TORONTO – A long-delayed disciplinary hearing is finally slated to start Wednesday for the most senior police officer charged in relation to the mass violation of civil rights during the violence-marred G20 summit four years ago.
Civil liberties groups said they would be keeping a close eye on the month-long proceedings against Toronto Supt. David (Mark) Fenton given the unprecedented detentions of more than 1,000 people and the heavy security expected at next year’s Pan-Am Games in Toronto.
“It’s a crucial piece in the entire accountability process,” said Sukanya Pillay, executive director of the Canadian Civil Liberties Association.
Fenton, the major incident commander, faces a total of five charges of unlawful arrest and discreditable conduct arising out of two notorious “kettling” incidents that occurred over the summit weekend.
The first occurred on Saturday, June 26, 2010, hours after a small group of rampaging vandals smashed windows and set police cruisers alight.

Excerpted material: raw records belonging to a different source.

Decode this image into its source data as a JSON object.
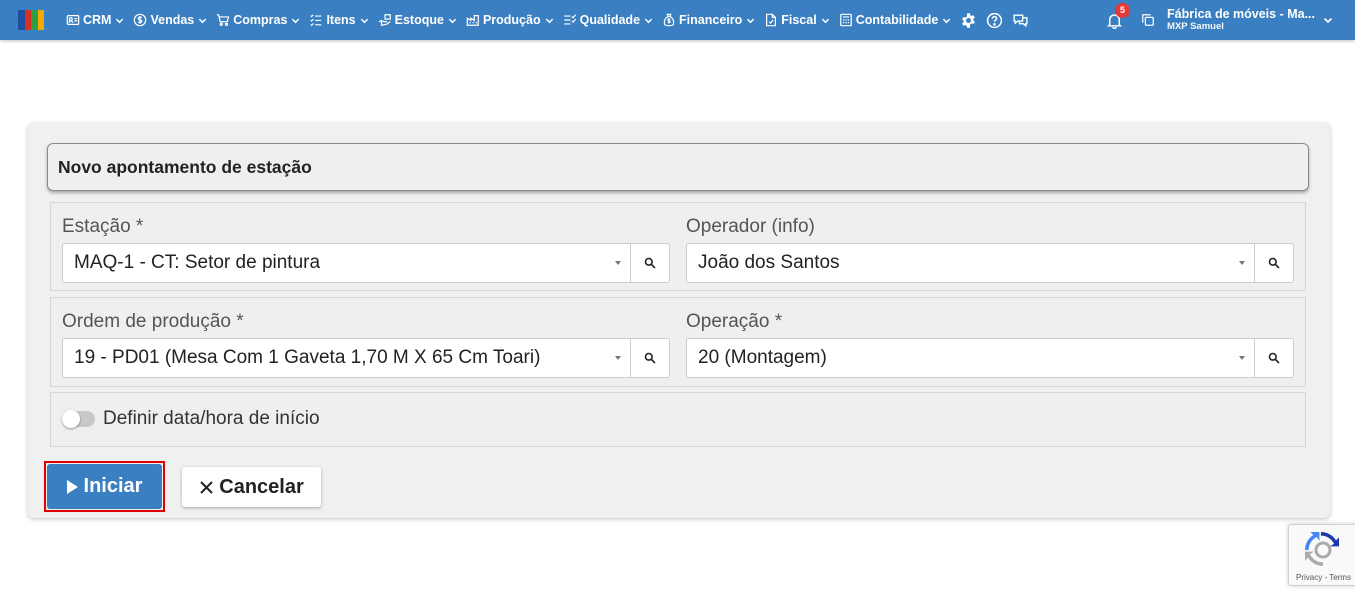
{
  "navbar": {
    "logo_colors": [
      "#1f4fa3",
      "#d93025",
      "#2e9e44",
      "#f2a900"
    ],
    "menu": [
      {
        "label": "CRM",
        "icon": "address-card-icon"
      },
      {
        "label": "Vendas",
        "icon": "dollar-circle-icon"
      },
      {
        "label": "Compras",
        "icon": "cart-icon"
      },
      {
        "label": "Itens",
        "icon": "list-items-icon"
      },
      {
        "label": "Estoque",
        "icon": "hand-box-icon"
      },
      {
        "label": "Produção",
        "icon": "factory-icon"
      },
      {
        "label": "Qualidade",
        "icon": "checklist-icon"
      },
      {
        "label": "Financeiro",
        "icon": "money-bag-icon"
      },
      {
        "label": "Fiscal",
        "icon": "document-icon"
      },
      {
        "label": "Contabilidade",
        "icon": "calculator-icon"
      }
    ],
    "notification_count": "5",
    "company_name": "Fábrica de móveis - Ma...",
    "company_user": "MXP Samuel"
  },
  "form": {
    "title": "Novo apontamento de estação",
    "station_label": "Estação *",
    "station_value": "MAQ-1 - CT: Setor de pintura",
    "operator_label": "Operador (info)",
    "operator_value": "João dos Santos",
    "order_label": "Ordem de produção *",
    "order_value": "19 - PD01 (Mesa Com 1 Gaveta 1,70 M X 65 Cm Toari)",
    "operation_label": "Operação *",
    "operation_value": "20 (Montagem)",
    "toggle_label": "Definir data/hora de início",
    "start_button": "Iniciar",
    "cancel_button": "Cancelar"
  },
  "recaptcha": {
    "text": "Privacy - Terms"
  },
  "colors": {
    "primary": "#3a7fc1",
    "highlight": "#e00000",
    "badge": "#e53935"
  }
}
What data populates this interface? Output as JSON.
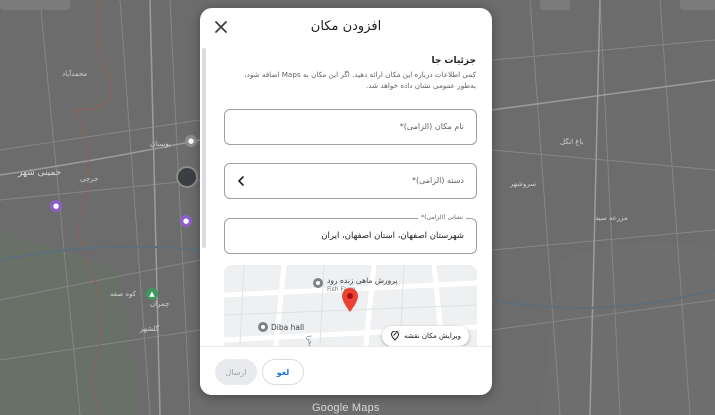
{
  "map": {
    "labels": {
      "khomeini_shahr": "خمینی شهر",
      "mohammadabad": "محمدآباد",
      "bustan": "بوستان",
      "chamran": "چمران",
      "kuhsangi": "کوه صفه",
      "bag_angel": "باغ انگل",
      "isfahan_right": "سروشهر",
      "mazraeh": "مزرعه سید",
      "golshahr": "گلشهر",
      "jarchi": "جرچی"
    },
    "google_logo": "Google Maps"
  },
  "dialog": {
    "title": "افزودن مکان",
    "close_icon": "close-icon",
    "details_title": "جزئیات جا",
    "details_desc": "کمی اطلاعات درباره این مکان ارائه دهید. اگر این مکان به Maps اضافه شود، به‌طور عمومی نشان داده خواهد شد.",
    "place_name_placeholder": "نام مکان (الزامی)*",
    "category_placeholder": "دسته (الزامی)*",
    "category_chevron_icon": "chevron-left-icon",
    "address_label": "نشانی (الزامی)*",
    "address_value": "شهرستان اصفهان، استان اصفهان، ایران",
    "preview": {
      "poi_fish_farm": "پرورش ماهی زنده رود",
      "poi_fish_farm_en": "Fish Farm",
      "poi_diba": "Diba hall",
      "street": "خیابان صحرا",
      "edit_location": "ویرایش مکان نقشه",
      "edit_icon": "edit-location-icon",
      "pin_color": "#ea4335"
    },
    "buttons": {
      "send": "ارسال",
      "cancel": "لغو"
    }
  },
  "colors": {
    "accent": "#1a73e8",
    "dialog_bg": "#ffffff",
    "map_dim": "#6e6f6e"
  }
}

Fenton ordered officers to box in protesters in front of a downtown hotel. More than 260 people were arrested and taken to a makeshift prisoner processing centre, which came under severe criticism for its deplorable conditions. Some were caged for as long as 26 hours.
According to the allegations against him, Fenton had no legitimate reason to believe the protesters had breached the peace or to order them detained.
On the Sunday, six minutes after coming on shift, Fenton ordered police to keep scores of people – many of them simply passersby – standing for hours at a downtown intersection despite a severe thunderstorm that left them drenched and chilled.
“You repeated and maintained these orders notwithstanding the onset of sustained, severe and inclement weather (and) the health and safety risks to the civilians thus contained,” the allegation notice states.
It was only when Chief Bill Blair intervened that those still kettled, soaked and shivering in the cold, were released.
Fenton, who repeatedly referred to the protesters as “terrorists” over the summit weekend, has pleaded not guilty. None of the allegations has been proven.
In a statement to civilian oversight investigators, Fenton said he had no option to the mass arrests to make the city safe.
More than 1,000 people were detained over the summit weekend in what is considered the largest mass arrest in Canada’s peacetime history. Most were released without charge.
To date, only two constables of 32 officers charged have been found guilty of discreditable conduct arising out of the G20. Another 14 cases were dismissed, withdrawn or stayed. The rest are ongoing.
Insp. Gary Meissner, the only other senior officer to be charged, retired before a hearing could take place.
One officer was criminally convicted of assault. His disciplinary case is on hold pending an appeal.
Fenton’s hearing was initially slated to start in November 2012 but has been delayed repeatedly. It was due to begin Monday but was put over until Wednesday to accommodate a lawyer.
A retired judge, Peter Grossi of the Ontario Superior Court, will preside over the hearing. Witnesses are expected to include broadcaster Steve Paikin, who was at the first incident, and human-rights monitors who were arrested and detained.